MATERIALS PROVIDED: Begin

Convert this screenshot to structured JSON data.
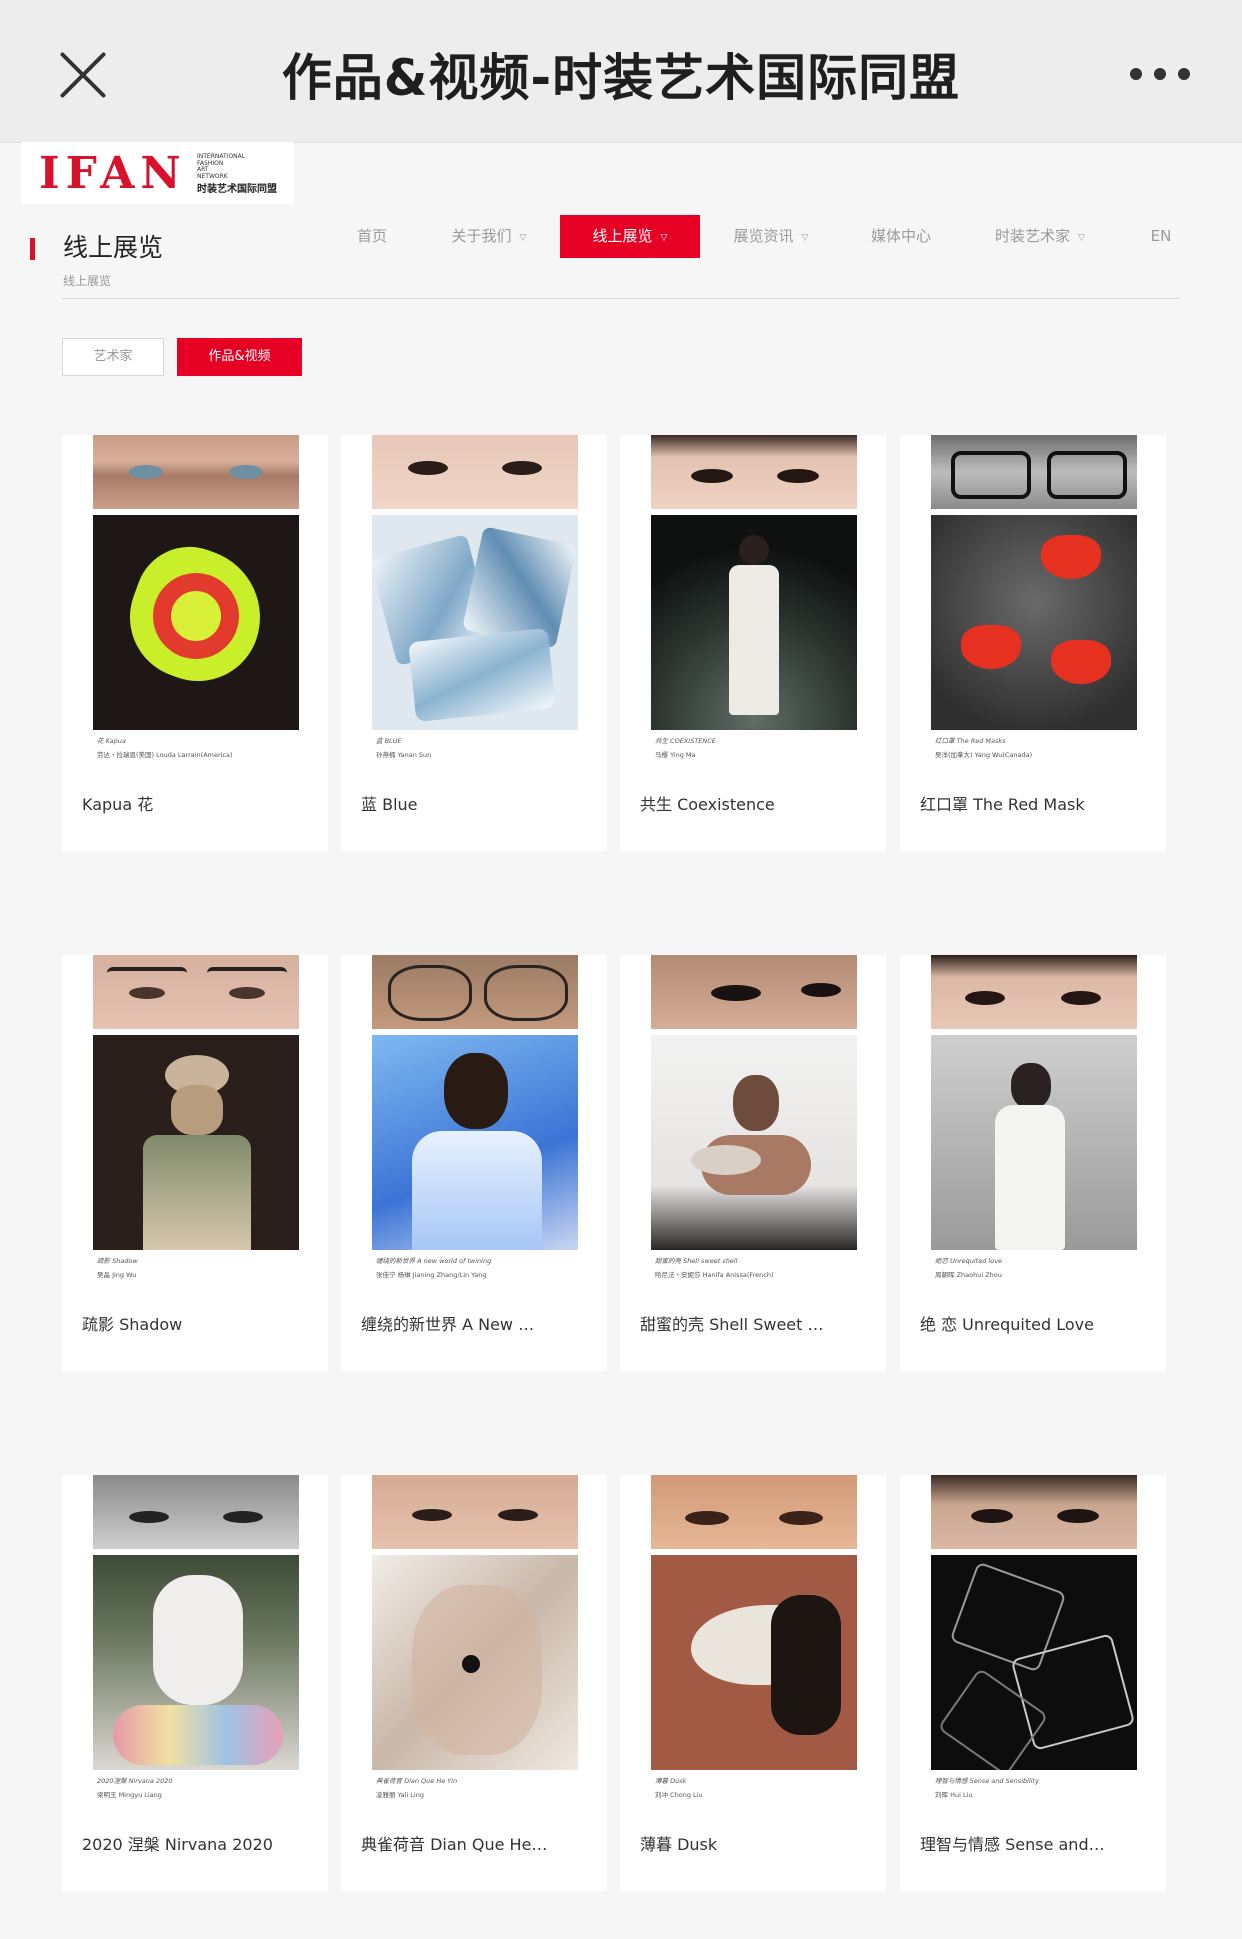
{
  "appbar": {
    "title": "作品&视频-时装艺术国际同盟"
  },
  "logo": {
    "mark": "IFAN",
    "lines": [
      "INTERNATIONAL",
      "FASHION",
      "ART",
      "NETWORK"
    ],
    "cn": "时装艺术国际同盟"
  },
  "page": {
    "heading": "线上展览",
    "breadcrumb": "线上展览"
  },
  "nav": [
    {
      "label": "首页"
    },
    {
      "label": "关于我们"
    },
    {
      "label": "线上展览"
    },
    {
      "label": "展览资讯"
    },
    {
      "label": "媒体中心"
    },
    {
      "label": "时装艺术家"
    },
    {
      "label": "EN"
    }
  ],
  "filters": {
    "artist": "艺术家",
    "works": "作品&视频"
  },
  "colors": {
    "accent": "#e60023"
  },
  "cards": [
    {
      "title": "Kapua 花",
      "cap1": "花 Kapua",
      "cap2": "劳达・拉瑞恩(美国) Louda Larrain(America)"
    },
    {
      "title": "蓝 Blue",
      "cap1": "蓝 BLUE",
      "cap2": "孙燕楠 Yanan Sun"
    },
    {
      "title": "共生 Coexistence",
      "cap1": "共生 COEXISTENCE",
      "cap2": "马樱 Ying Ma"
    },
    {
      "title": "红口罩 The Red Mask",
      "cap1": "红口罩 The Red Masks",
      "cap2": "吴洋(加拿大) Yang Wu(Canada)"
    },
    {
      "title": "疏影 Shadow",
      "cap1": "疏影 Shadow",
      "cap2": "吴晶 Jing Wu"
    },
    {
      "title": "缠绕的新世界 A New …",
      "cap1": "缠绕的新世界 A new world of twining",
      "cap2": "张佳宁 杨琳 Jianing Zhang/Lin Yang"
    },
    {
      "title": "甜蜜的壳 Shell Sweet …",
      "cap1": "甜蜜的壳 Shell sweet shell",
      "cap2": "哈尼法・安妮莎 Hanifa Anissa(French)"
    },
    {
      "title": "绝 恋 Unrequited Love",
      "cap1": "绝恋 Unrequited love",
      "cap2": "周朝晖 Zhaohui Zhou"
    },
    {
      "title": "2020 涅槃 Nirvana 2020",
      "cap1": "2020涅槃 Nirvana 2020",
      "cap2": "梁明玉 Mingyu Liang"
    },
    {
      "title": "典雀荷音 Dian Que He…",
      "cap1": "典雀荷音 Dian Que He Yin",
      "cap2": "凌雅丽 Yali Ling"
    },
    {
      "title": "薄暮 Dusk",
      "cap1": "薄暮 Dusk",
      "cap2": "刘冲 Chong Liu"
    },
    {
      "title": "理智与情感 Sense and…",
      "cap1": "理智与情感 Sense and Sensibility",
      "cap2": "刘晖 Hui Liu"
    }
  ]
}
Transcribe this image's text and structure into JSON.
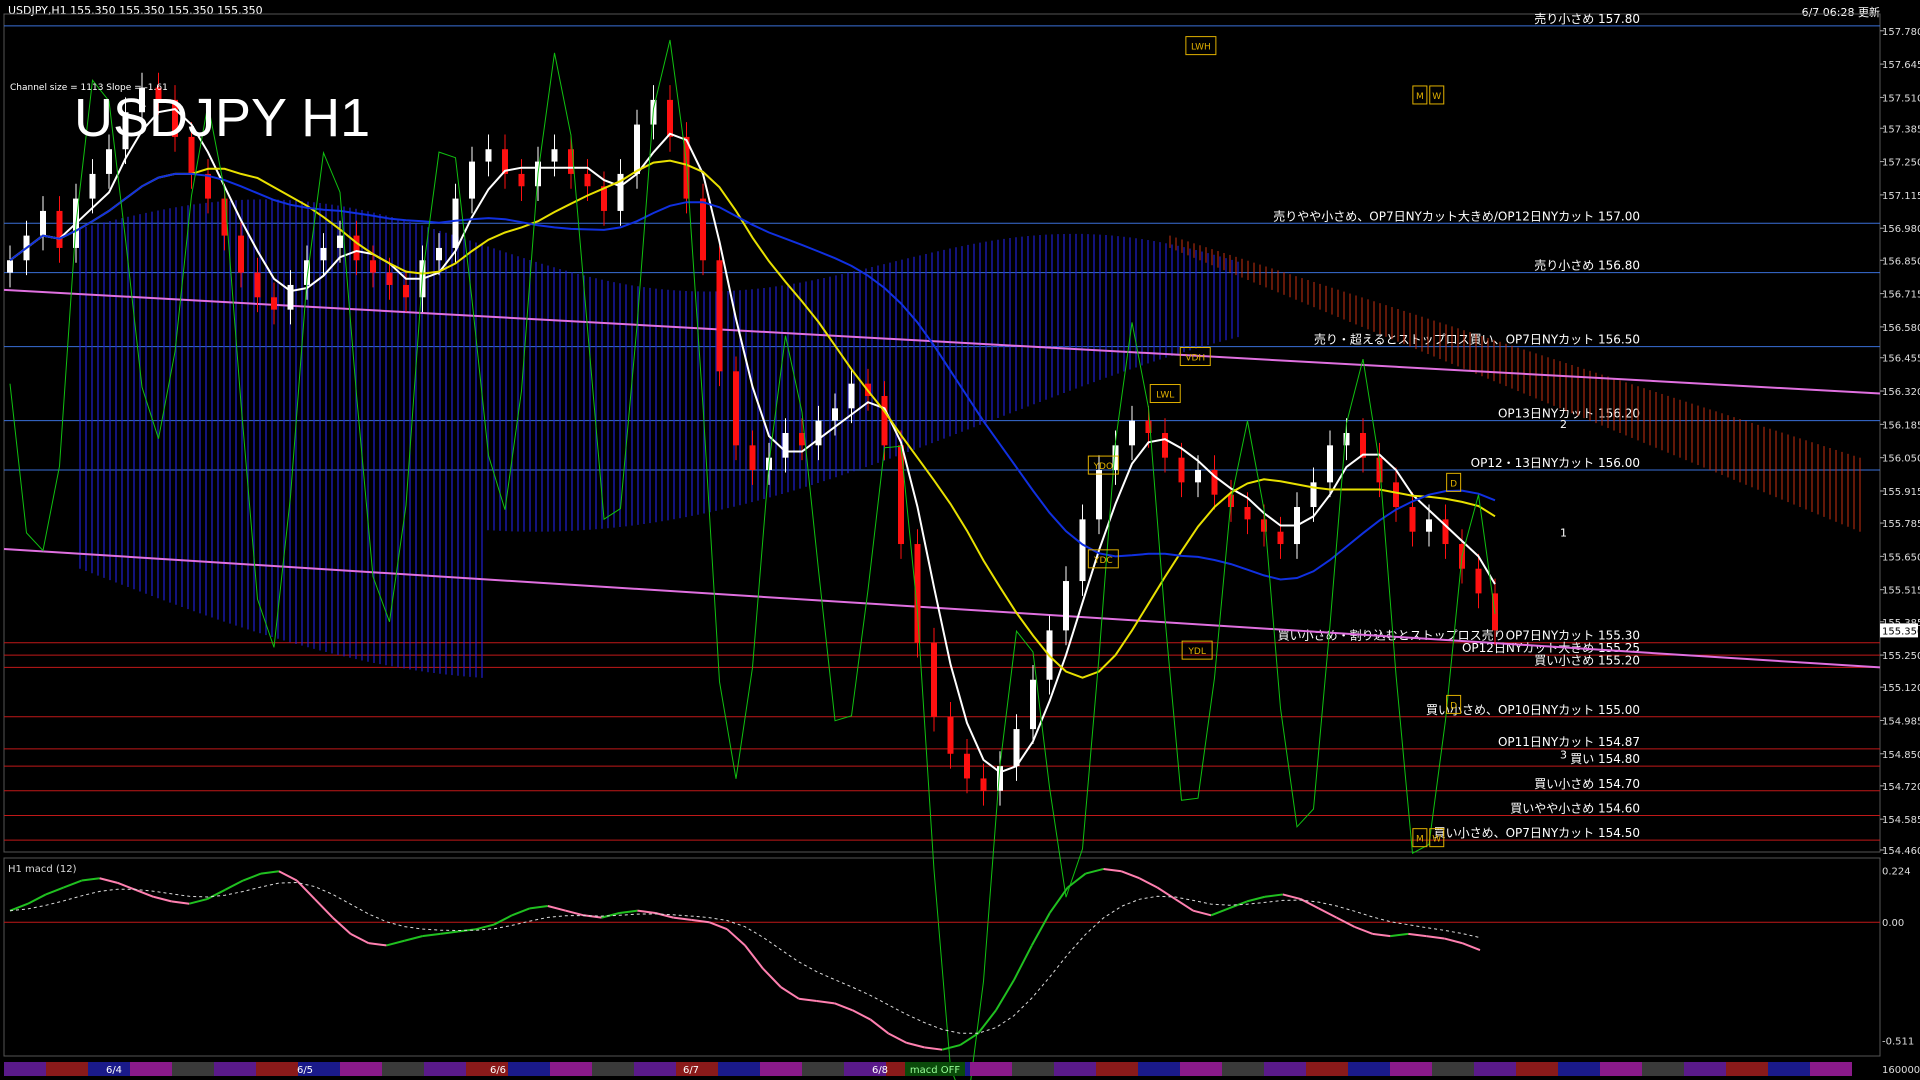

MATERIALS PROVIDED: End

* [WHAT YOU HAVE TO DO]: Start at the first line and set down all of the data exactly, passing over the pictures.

* [RESPONSE]:
Convert this screenshot to structured JSON data.
{
  "appbar": {
    "title": "作品&视频-时装艺术国际同盟"
  },
  "logo": {
    "mark": "IFAN",
    "lines": [
      "INTERNATIONAL",
      "FASHION",
      "ART",
      "NETWORK"
    ],
    "cn": "时装艺术国际同盟"
  },
  "page": {
    "heading": "线上展览",
    "breadcrumb": "线上展览"
  },
  "nav": [
    {
      "label": "首页"
    },
    {
      "label": "关于我们"
    },
    {
      "label": "线上展览"
    },
    {
      "label": "展览资讯"
    },
    {
      "label": "媒体中心"
    },
    {
      "label": "时装艺术家"
    },
    {
      "label": "EN"
    }
  ],
  "filters": {
    "artist": "艺术家",
    "works": "作品&视频"
  },
  "colors": {
    "accent": "#e60023"
  },
  "cards": [
    {
      "title": "Kapua 花",
      "cap1": "花 Kapua",
      "cap2": "劳达・拉瑞恩(美国) Louda Larrain(America)"
    },
    {
      "title": "蓝 Blue",
      "cap1": "蓝 BLUE",
      "cap2": "孙燕楠 Yanan Sun"
    },
    {
      "title": "共生 Coexistence",
      "cap1": "共生 COEXISTENCE",
      "cap2": "马樱 Ying Ma"
    },
    {
      "title": "红口罩 The Red Mask",
      "cap1": "红口罩 The Red Masks",
      "cap2": "吴洋(加拿大) Yang Wu(Canada)"
    },
    {
      "title": "疏影 Shadow",
      "cap1": "疏影 Shadow",
      "cap2": "吴晶 Jing Wu"
    },
    {
      "title": "缠绕的新世界 A New …",
      "cap1": "缠绕的新世界 A new world of twining",
      "cap2": "张佳宁 杨琳 Jianing Zhang/Lin Yang"
    },
    {
      "title": "甜蜜的壳 Shell Sweet …",
      "cap1": "甜蜜的壳 Shell sweet shell",
      "cap2": "哈尼法・安妮莎 Hanifa Anissa(French)"
    },
    {
      "title": "绝 恋 Unrequited Love",
      "cap1": "绝恋 Unrequited love",
      "cap2": "周朝晖 Zhaohui Zhou"
    },
    {
      "title": "2020 涅槃 Nirvana 2020",
      "cap1": "2020涅槃 Nirvana 2020",
      "cap2": "梁明玉 Mingyu Liang"
    },
    {
      "title": "典雀荷音 Dian Que He…",
      "cap1": "典雀荷音 Dian Que He Yin",
      "cap2": "凌雅丽 Yali Ling"
    },
    {
      "title": "薄暮 Dusk",
      "cap1": "薄暮 Dusk",
      "cap2": "刘冲 Chong Liu"
    },
    {
      "title": "理智与情感 Sense and…",
      "cap1": "理智与情感 Sense and Sensibility",
      "cap2": "刘晖 Hui Liu"
    }
  ]
}
Transcribe this image's text and structure into JSON.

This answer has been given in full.